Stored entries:
========================================
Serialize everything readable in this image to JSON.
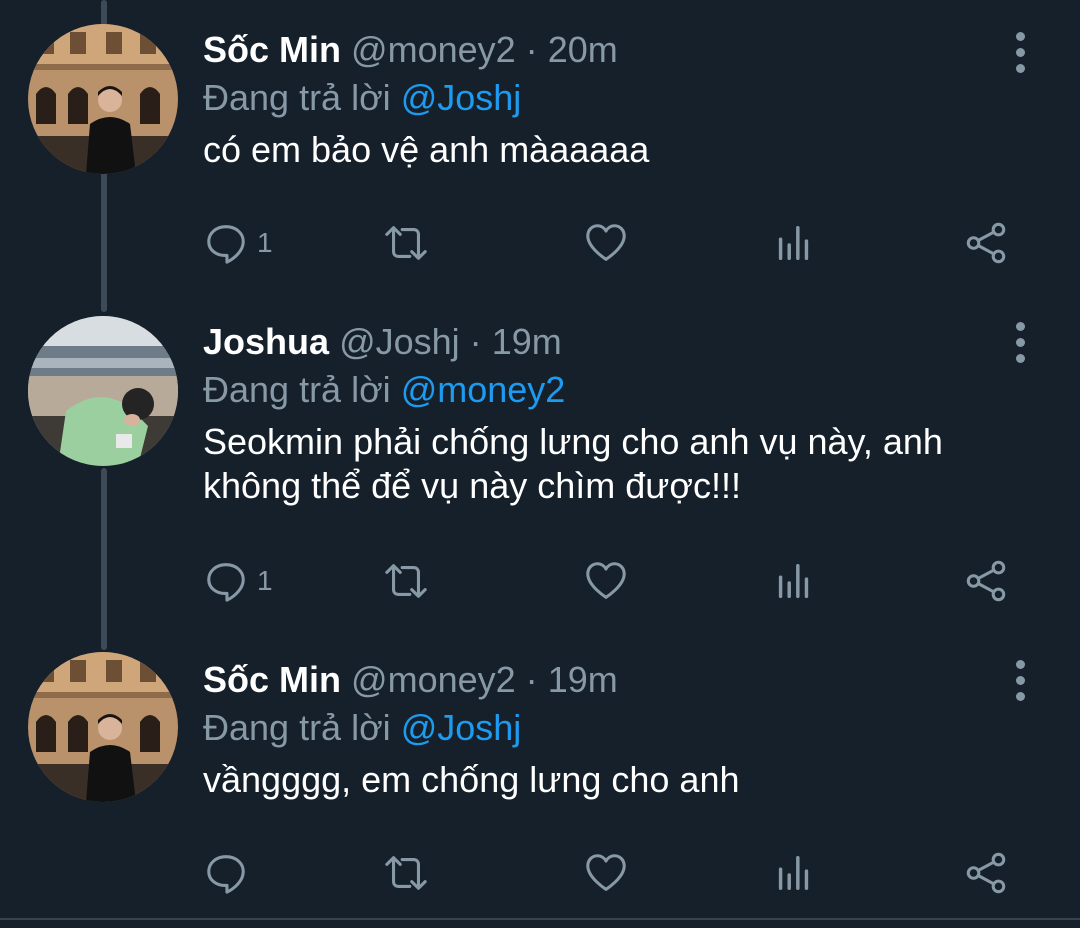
{
  "tweets": [
    {
      "display_name": "Sốc Min",
      "handle": "@money2",
      "separator": "·",
      "time": "20m",
      "reply_prefix": "Đang trả lời",
      "reply_to": "@Joshj",
      "text": "có em bảo vệ anh màaaaaa",
      "reply_count": "1",
      "avatar": "avatar-building-photo"
    },
    {
      "display_name": "Joshua",
      "handle": "@Joshj",
      "separator": "·",
      "time": "19m",
      "reply_prefix": "Đang trả lời",
      "reply_to": "@money2",
      "text": "Seokmin phải chống lưng cho anh vụ này, anh\nkhông thể để vụ này chìm được!!!",
      "reply_count": "1",
      "avatar": "avatar-beach-photo"
    },
    {
      "display_name": "Sốc Min",
      "handle": "@money2",
      "separator": "·",
      "time": "19m",
      "reply_prefix": "Đang trả lời",
      "reply_to": "@Joshj",
      "text": "vầngggg, em chống lưng cho anh",
      "reply_count": "",
      "avatar": "avatar-building-photo"
    }
  ],
  "icons": {
    "reply": "reply-icon",
    "retweet": "retweet-icon",
    "like": "heart-icon",
    "analytics": "analytics-icon",
    "share": "share-icon",
    "more": "more-vertical-icon"
  },
  "colors": {
    "background": "#15202b",
    "primary_text": "#ffffff",
    "secondary_text": "#8899a6",
    "accent": "#1d9bf0",
    "thread_line": "#3d4a57",
    "divider": "#38444d"
  }
}
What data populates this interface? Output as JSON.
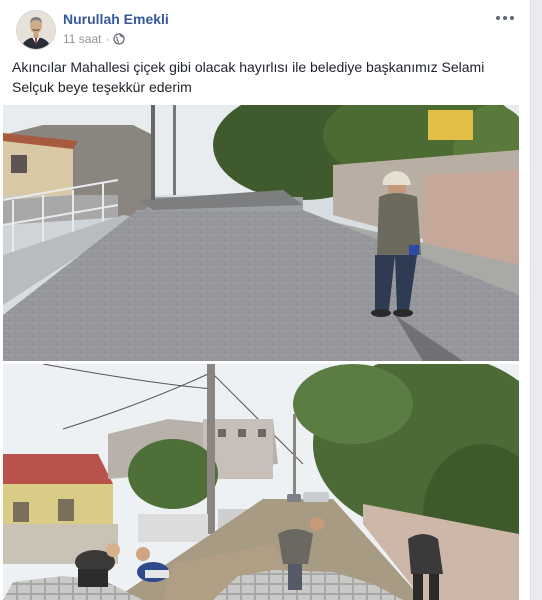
{
  "post": {
    "author_name": "Nurullah Emekli",
    "timestamp": "11 saat",
    "separator": "·",
    "privacy_icon": "globe-icon",
    "more_icon": "more-options-icon",
    "text": "Akıncılar Mahallesi çiçek gibi olacak hayırlısı ile belediye başkanımız Selami Selçuk beye teşekkür ederim"
  },
  "colors": {
    "author_link": "#365899",
    "meta_gray": "#90949c",
    "body_text": "#1d2129",
    "background": "#e9ebee"
  }
}
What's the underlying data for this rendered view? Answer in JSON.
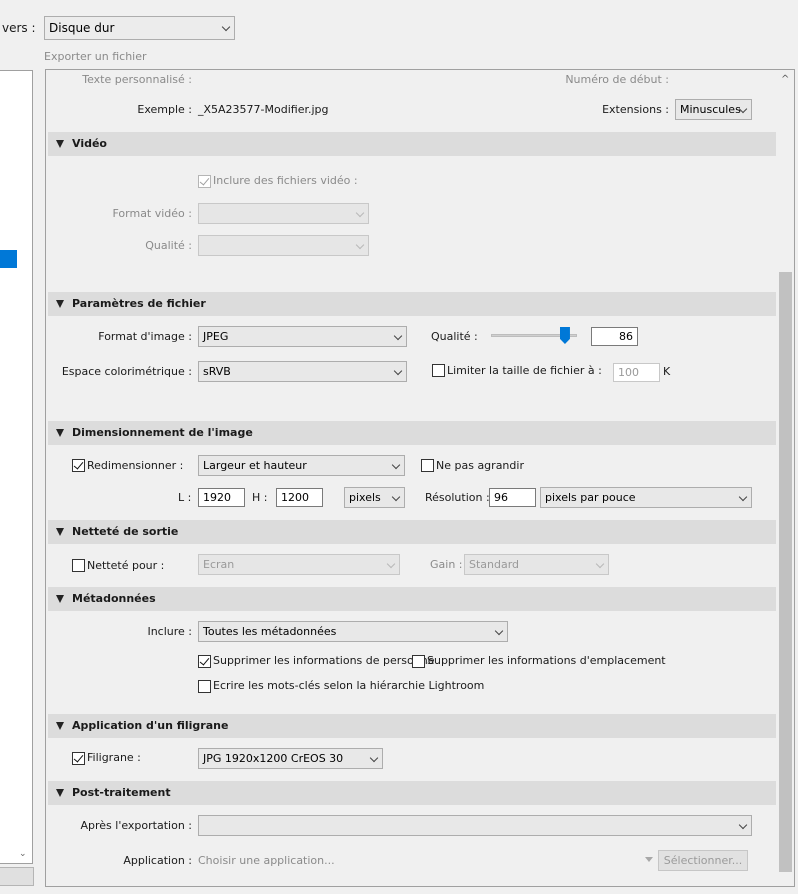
{
  "top": {
    "dest_label": "vers :",
    "dest_value": "Disque dur",
    "subtitle": "Exporter un fichier"
  },
  "naming": {
    "custom_text_label": "Texte personnalisé :",
    "start_number_label": "Numéro de début :",
    "example_label": "Exemple :",
    "example_value": "_X5A23577-Modifier.jpg",
    "extensions_label": "Extensions :",
    "extensions_value": "Minuscules"
  },
  "video": {
    "title": "Vidéo",
    "include_label": "Inclure des fichiers vidéo :",
    "include_checked": true,
    "format_label": "Format vidéo :",
    "quality_label": "Qualité :"
  },
  "file": {
    "title": "Paramètres de fichier",
    "format_label": "Format d'image :",
    "format_value": "JPEG",
    "quality_label": "Qualité :",
    "quality_value": "86",
    "quality_fraction": 0.86,
    "colorspace_label": "Espace colorimétrique :",
    "colorspace_value": "sRVB",
    "limit_label": "Limiter la taille de fichier à :",
    "limit_value": "100",
    "limit_unit": "K"
  },
  "sizing": {
    "title": "Dimensionnement de l'image",
    "resize_label": "Redimensionner :",
    "resize_value": "Largeur et hauteur",
    "no_enlarge_label": "Ne pas agrandir",
    "w_label": "L :",
    "w_value": "1920",
    "h_label": "H :",
    "h_value": "1200",
    "unit_value": "pixels",
    "resolution_label": "Résolution :",
    "resolution_value": "96",
    "resolution_unit": "pixels par pouce"
  },
  "sharpen": {
    "title": "Netteté de sortie",
    "for_label": "Netteté pour :",
    "for_value": "Ecran",
    "gain_label": "Gain :",
    "gain_value": "Standard"
  },
  "metadata": {
    "title": "Métadonnées",
    "include_label": "Inclure :",
    "include_value": "Toutes les métadonnées",
    "remove_person_label": "Supprimer les informations de personne",
    "remove_location_label": "Supprimer les informations d'emplacement",
    "hierarchy_label": "Ecrire les mots-clés selon la hiérarchie Lightroom"
  },
  "watermark": {
    "title": "Application d'un filigrane",
    "label": "Filigrane :",
    "value": "JPG 1920x1200 CrEOS 30"
  },
  "post": {
    "title": "Post-traitement",
    "after_label": "Après l'exportation :",
    "app_label": "Application :",
    "app_placeholder": "Choisir une application...",
    "choose_button": "Sélectionner..."
  },
  "colors": {
    "accent": "#0078d7",
    "header_bg": "#dcdcdc",
    "panel_bg": "#f0f0f0"
  }
}
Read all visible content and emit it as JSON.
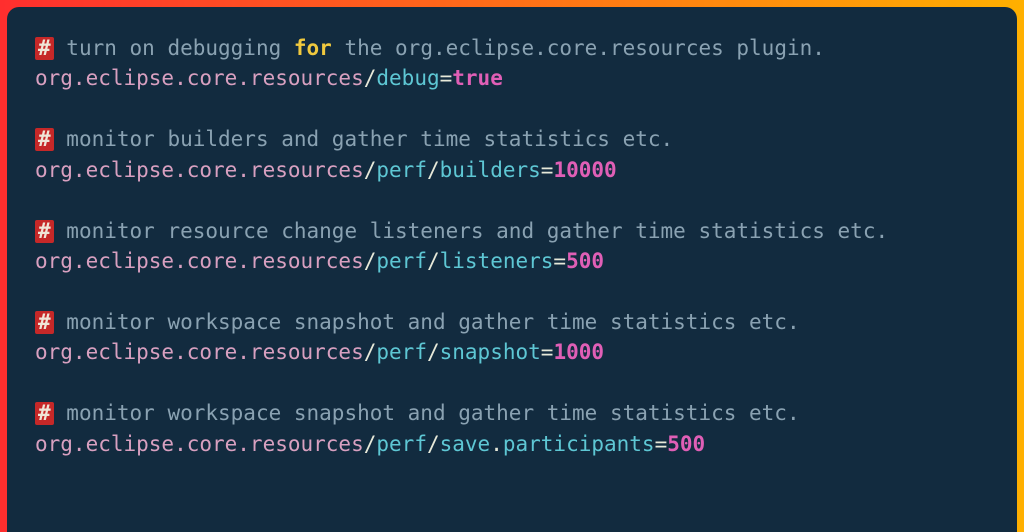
{
  "blocks": [
    {
      "comment": {
        "hash": "#",
        "pre": " turn on debugging ",
        "kw": "for",
        "post": " the org.eclipse.core.resources plugin."
      },
      "setting": {
        "path": "org.eclipse.core.resources",
        "sep1": "/",
        "seg1": "debug",
        "eq": "=",
        "value": "true"
      }
    },
    {
      "comment": {
        "hash": "#",
        "text": " monitor builders and gather time statistics etc."
      },
      "setting": {
        "path": "org.eclipse.core.resources",
        "sep1": "/",
        "seg1": "perf",
        "sep2": "/",
        "seg2": "builders",
        "eq": "=",
        "value": "10000"
      }
    },
    {
      "comment": {
        "hash": "#",
        "text": " monitor resource change listeners and gather time statistics etc."
      },
      "setting": {
        "path": "org.eclipse.core.resources",
        "sep1": "/",
        "seg1": "perf",
        "sep2": "/",
        "seg2": "listeners",
        "eq": "=",
        "value": "500"
      }
    },
    {
      "comment": {
        "hash": "#",
        "text": " monitor workspace snapshot and gather time statistics etc."
      },
      "setting": {
        "path": "org.eclipse.core.resources",
        "sep1": "/",
        "seg1": "perf",
        "sep2": "/",
        "seg2": "snapshot",
        "eq": "=",
        "value": "1000"
      }
    },
    {
      "comment": {
        "hash": "#",
        "text": " monitor workspace snapshot and gather time statistics etc."
      },
      "setting": {
        "path": "org.eclipse.core.resources",
        "sep1": "/",
        "seg1": "perf",
        "sep2": "/",
        "seg2": "save",
        "sep3": ".",
        "seg3": "participants",
        "eq": "=",
        "value": "500"
      }
    }
  ]
}
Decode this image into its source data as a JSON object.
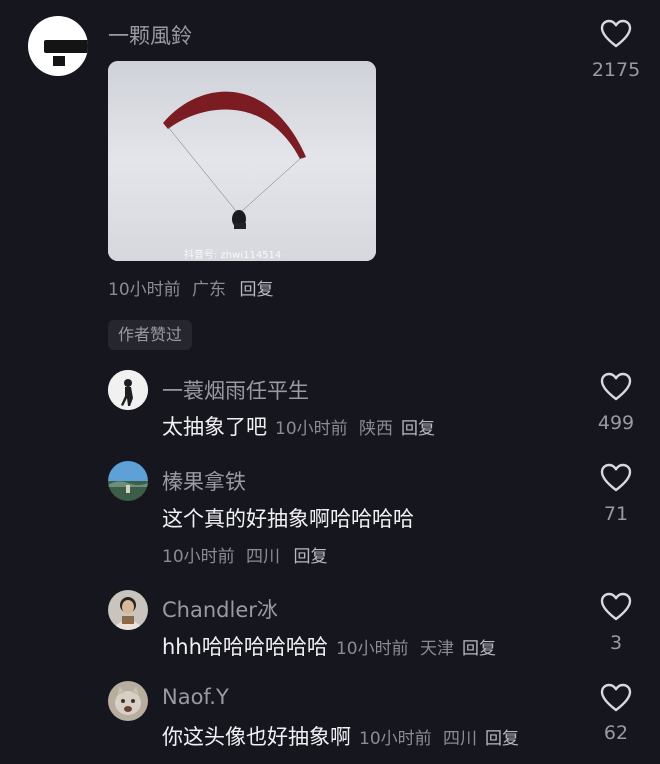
{
  "main_comment": {
    "username": "一颗風鈴",
    "likes": "2175",
    "time": "10小时前",
    "location": "广东",
    "reply_label": "回复",
    "video_watermark": "抖音号: zhwi114514"
  },
  "author_liked_label": "作者赞过",
  "replies": [
    {
      "username": "一蓑烟雨任平生",
      "text": "太抽象了吧",
      "time": "10小时前",
      "location": "陕西",
      "reply_label": "回复",
      "likes": "499"
    },
    {
      "username": "榛果拿铁",
      "text": "这个真的好抽象啊哈哈哈哈",
      "time": "10小时前",
      "location": "四川",
      "reply_label": "回复",
      "likes": "71"
    },
    {
      "username": "Chandler冰",
      "text": "hhh哈哈哈哈哈哈",
      "time": "10小时前",
      "location": "天津",
      "reply_label": "回复",
      "likes": "3"
    },
    {
      "username": "Naof.Y",
      "text": "你这头像也好抽象啊",
      "time": "10小时前",
      "location": "四川",
      "reply_label": "回复",
      "likes": "62"
    }
  ],
  "icons": {
    "like": "heart-outline-icon"
  }
}
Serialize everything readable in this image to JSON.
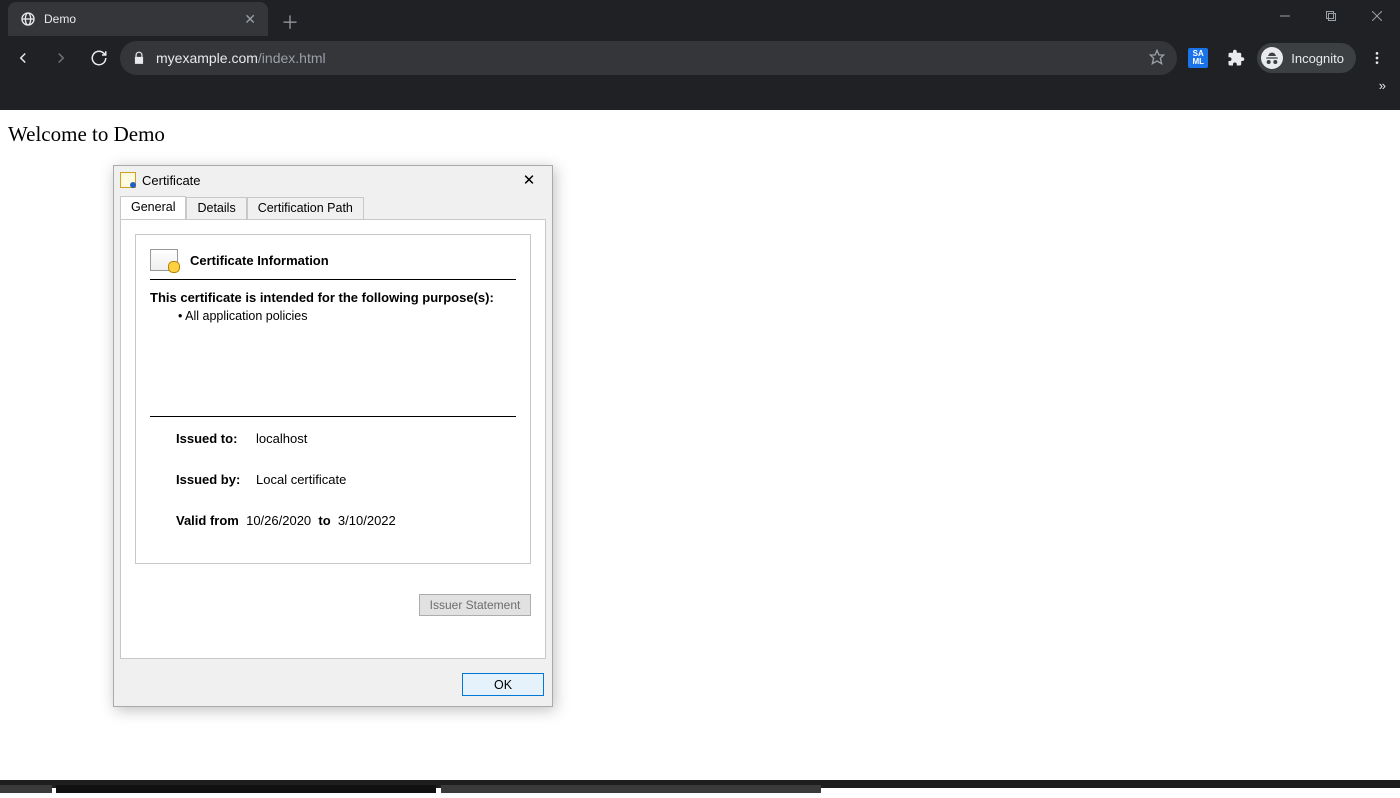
{
  "browser": {
    "tab_title": "Demo",
    "url_host": "myexample.com",
    "url_path": "/index.html",
    "incognito_label": "Incognito",
    "saml_badge": "SA\nML"
  },
  "page": {
    "heading": "Welcome to Demo"
  },
  "dialog": {
    "title": "Certificate",
    "tabs": {
      "general": "General",
      "details": "Details",
      "certpath": "Certification Path"
    },
    "info_heading": "Certificate Information",
    "purpose_line": "This certificate is intended for the following purpose(s):",
    "purpose_item": "• All application policies",
    "issued_to_label": "Issued to:",
    "issued_to_value": "localhost",
    "issued_by_label": "Issued by:",
    "issued_by_value": "Local certificate",
    "valid_from_label": "Valid from",
    "valid_from_value": "10/26/2020",
    "valid_to_label": "to",
    "valid_to_value": "3/10/2022",
    "issuer_statement_btn": "Issuer Statement",
    "ok_btn": "OK"
  }
}
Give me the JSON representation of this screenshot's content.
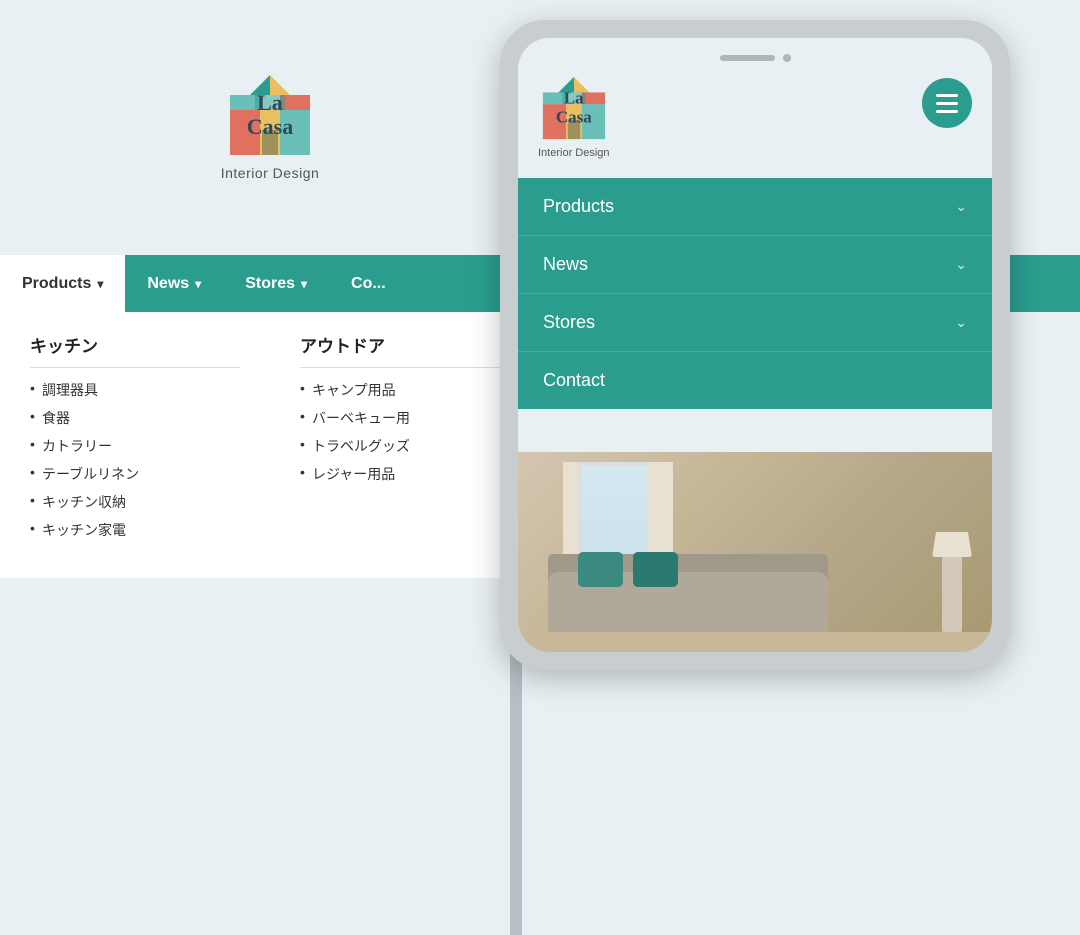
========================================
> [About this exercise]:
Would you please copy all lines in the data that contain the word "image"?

> [Exercise output]:
Serialize everything readable in this image to JSON.
    "format_label": "Format d'image :",
    "title": "Dimensionnement de l'image",
Decode this image into its source data as a JSON object.
Serialize everything readable in this image to JSON.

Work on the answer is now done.